Please return every line of the records below that contains the word "title".

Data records
BEGIN
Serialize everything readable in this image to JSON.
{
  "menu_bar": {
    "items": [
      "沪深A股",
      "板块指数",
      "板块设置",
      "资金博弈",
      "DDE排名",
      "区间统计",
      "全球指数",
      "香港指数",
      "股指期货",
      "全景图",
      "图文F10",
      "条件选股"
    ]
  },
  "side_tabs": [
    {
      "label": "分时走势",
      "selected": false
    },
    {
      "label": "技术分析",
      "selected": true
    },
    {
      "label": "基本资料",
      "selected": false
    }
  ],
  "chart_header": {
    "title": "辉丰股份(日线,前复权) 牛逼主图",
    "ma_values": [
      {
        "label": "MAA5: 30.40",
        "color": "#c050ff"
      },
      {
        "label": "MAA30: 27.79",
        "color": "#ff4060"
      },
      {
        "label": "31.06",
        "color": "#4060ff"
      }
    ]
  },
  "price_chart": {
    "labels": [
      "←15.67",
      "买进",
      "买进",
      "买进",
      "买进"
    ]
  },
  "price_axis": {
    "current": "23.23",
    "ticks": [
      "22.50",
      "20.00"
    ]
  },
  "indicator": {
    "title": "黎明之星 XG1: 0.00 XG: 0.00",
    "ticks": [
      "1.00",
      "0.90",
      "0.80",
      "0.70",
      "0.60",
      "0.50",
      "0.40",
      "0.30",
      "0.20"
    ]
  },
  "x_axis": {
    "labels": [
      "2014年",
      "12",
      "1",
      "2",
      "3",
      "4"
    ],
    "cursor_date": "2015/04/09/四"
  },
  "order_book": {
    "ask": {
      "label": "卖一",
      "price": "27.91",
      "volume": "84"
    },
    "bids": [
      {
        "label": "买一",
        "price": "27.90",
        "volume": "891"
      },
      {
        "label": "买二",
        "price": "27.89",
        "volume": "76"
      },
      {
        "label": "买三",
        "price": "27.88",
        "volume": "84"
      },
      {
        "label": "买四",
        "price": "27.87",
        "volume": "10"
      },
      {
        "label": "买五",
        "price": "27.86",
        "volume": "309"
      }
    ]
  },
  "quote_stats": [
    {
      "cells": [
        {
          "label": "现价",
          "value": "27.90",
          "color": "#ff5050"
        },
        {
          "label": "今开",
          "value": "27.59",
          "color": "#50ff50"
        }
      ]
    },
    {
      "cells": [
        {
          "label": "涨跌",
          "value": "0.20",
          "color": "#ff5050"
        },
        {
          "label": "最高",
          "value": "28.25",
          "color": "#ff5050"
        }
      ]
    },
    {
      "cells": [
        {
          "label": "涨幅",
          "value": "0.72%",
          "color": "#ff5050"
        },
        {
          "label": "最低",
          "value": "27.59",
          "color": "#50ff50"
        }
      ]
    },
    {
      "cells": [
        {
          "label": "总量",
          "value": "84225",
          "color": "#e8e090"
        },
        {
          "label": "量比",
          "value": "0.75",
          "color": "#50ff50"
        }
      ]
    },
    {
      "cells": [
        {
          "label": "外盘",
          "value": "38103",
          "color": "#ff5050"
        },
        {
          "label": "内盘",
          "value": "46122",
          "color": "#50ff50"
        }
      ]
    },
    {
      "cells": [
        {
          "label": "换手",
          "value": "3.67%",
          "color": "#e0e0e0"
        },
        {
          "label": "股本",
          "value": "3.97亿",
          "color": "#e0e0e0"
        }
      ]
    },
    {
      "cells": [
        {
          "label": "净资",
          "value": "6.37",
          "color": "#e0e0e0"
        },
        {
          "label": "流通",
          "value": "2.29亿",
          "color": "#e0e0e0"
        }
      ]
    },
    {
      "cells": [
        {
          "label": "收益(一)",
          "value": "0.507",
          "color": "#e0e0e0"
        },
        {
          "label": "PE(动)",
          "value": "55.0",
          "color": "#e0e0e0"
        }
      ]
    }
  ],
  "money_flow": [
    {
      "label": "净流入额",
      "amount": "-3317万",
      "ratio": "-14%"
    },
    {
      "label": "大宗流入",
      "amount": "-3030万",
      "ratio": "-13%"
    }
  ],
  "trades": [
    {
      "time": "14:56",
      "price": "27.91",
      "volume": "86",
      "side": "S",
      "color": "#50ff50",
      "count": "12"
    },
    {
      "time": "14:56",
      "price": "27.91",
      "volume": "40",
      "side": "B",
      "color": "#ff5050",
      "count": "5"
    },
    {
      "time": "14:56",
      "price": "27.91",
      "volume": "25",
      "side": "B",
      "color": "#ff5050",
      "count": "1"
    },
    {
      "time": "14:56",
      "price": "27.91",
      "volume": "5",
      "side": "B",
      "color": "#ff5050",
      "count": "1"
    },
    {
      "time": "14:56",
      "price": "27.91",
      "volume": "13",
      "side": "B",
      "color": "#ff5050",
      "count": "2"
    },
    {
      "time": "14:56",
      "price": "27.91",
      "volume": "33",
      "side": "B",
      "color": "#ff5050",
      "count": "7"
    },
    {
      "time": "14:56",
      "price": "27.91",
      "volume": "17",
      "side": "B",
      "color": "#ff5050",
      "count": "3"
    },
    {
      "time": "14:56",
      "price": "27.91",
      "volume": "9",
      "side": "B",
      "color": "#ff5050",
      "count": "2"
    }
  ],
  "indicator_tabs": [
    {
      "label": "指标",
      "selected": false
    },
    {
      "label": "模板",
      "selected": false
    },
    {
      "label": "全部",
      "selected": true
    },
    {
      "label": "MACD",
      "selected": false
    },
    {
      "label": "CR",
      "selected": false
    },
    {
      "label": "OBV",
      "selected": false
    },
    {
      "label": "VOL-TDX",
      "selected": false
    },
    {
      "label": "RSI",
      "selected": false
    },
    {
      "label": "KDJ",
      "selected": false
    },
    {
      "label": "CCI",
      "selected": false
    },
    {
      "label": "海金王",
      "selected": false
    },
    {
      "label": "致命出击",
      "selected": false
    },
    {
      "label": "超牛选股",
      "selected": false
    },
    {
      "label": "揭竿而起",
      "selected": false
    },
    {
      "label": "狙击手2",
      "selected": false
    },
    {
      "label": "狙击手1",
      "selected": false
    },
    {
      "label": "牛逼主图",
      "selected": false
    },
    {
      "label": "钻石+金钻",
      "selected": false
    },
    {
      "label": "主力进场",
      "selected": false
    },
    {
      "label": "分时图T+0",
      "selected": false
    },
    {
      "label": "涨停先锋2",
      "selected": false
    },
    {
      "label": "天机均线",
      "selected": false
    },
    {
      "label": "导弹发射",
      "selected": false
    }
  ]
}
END
*Result for this exercise*:
    "title": "辉丰股份(日线,前复权) 牛逼主图",
    "title": "黎明之星 XG1: 0.00 XG: 0.00",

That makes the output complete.